Is Rabbit Meat Frugal?

Assuming you don't go out and buy expensive hutches and all kinds of gadgets you don't need, backyard raised rabbits are a good deal, costing around $2.20 - $2.60 a pound - much less than most grocery stores sell rabbit meat for. Depending upon your local hunting licenses and fees, they may even be cheaper than eating wild rabbits - plus they won't have gamey flavor, either.

Here's what The Backyard Homestead Guide to Raising Farm Animals says on the subject:

"The average feed conversion ratio for a rabbit is about 4, meaning it gains 1pound of weight for every 4 pounds of feed it eats - assuming, of course, the rabbits eat everything they are fed and don't scratch it out of the hopper onto the ground. Assuming you start with a pair of 4 month old breeders, by the time you have your first litter of fryers they will have eaten a total of about 130 pounds of rabbit pellets...

By the time a rabbit fryer reaches the live weight of 4 pounds it will have eaten at least 16 pounds of pellets. At 50 percent of live weight, a 4 pound rabbit dresses out to approximately 2 pounds. Your break-even cost can be calculated by comparing the purchase price of a rabbit with the cost of rabbit pellets. At current [2011] rates, a whole fryer sells for approximately $6 per pound, or about $12 for a 2 pounder. The current rate for one brand of all-natural rabbit pellets is about 25 cents per pound, or about $4 for 16 pounds, which is one-third the value of the meat. Even if you pay 50 to 100 percent more to purchase certified organic feed, it's still a good deal.

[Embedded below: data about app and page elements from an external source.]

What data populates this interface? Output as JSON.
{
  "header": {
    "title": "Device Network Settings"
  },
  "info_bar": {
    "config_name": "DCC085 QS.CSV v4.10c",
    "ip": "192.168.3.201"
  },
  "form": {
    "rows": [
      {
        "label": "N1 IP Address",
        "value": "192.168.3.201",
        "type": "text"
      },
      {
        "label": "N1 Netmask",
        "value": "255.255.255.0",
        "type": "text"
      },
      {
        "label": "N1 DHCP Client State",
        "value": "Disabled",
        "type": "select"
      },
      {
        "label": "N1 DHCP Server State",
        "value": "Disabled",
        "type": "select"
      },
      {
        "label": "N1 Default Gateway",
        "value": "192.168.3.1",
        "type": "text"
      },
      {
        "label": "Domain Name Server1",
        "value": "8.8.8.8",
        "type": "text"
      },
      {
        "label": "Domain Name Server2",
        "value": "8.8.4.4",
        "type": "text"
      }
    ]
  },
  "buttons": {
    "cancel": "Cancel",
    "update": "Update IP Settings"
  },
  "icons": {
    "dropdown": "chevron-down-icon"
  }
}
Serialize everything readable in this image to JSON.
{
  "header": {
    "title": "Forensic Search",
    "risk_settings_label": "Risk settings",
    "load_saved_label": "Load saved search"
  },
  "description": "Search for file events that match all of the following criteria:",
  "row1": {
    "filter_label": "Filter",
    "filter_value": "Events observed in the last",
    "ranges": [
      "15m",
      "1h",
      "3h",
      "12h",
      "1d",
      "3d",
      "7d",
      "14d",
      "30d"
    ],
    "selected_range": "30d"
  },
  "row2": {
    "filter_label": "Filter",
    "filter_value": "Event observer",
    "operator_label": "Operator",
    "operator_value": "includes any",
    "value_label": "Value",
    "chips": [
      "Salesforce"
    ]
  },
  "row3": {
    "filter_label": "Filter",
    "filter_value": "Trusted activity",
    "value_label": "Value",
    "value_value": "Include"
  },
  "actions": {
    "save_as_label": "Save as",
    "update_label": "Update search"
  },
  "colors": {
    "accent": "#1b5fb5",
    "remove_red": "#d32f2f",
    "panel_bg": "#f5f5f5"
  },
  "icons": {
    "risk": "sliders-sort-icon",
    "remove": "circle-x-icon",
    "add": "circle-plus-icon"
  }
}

Let's see what happens when we factor in the cost of feeding the breeder buck and doe. By the time the pair is 2 years old they should have produced seven litters averaging eight kits per litter, or 48 fryers weighing about 4 pounds each live or 2 pounds dressed, for a total of 96 pounds of rabbit. At a purchase price of $6 per pound, that comes to a total market value of $576. By that time, you would have fed the 48 fryers plus two breeders approximately 840 pounds of rabbit pellets at a cost of $210. Your total cost of producing 96 pounds of rabbit meat is a little less than one-third its market value., and your cost per pound is about $2.20."

Further Reading:
Backyard Meat Rabbits (The Urban Rabbit Project)
The Urban Rabbit Project website

A - Z Rabbits website
"Naturally Feeding Rabbits"
"Raising Rabbits in Colonies"
Storey's Guide to Raising Rabbits, 4th Edition
Raising Meat Rabbits (free download)

No comments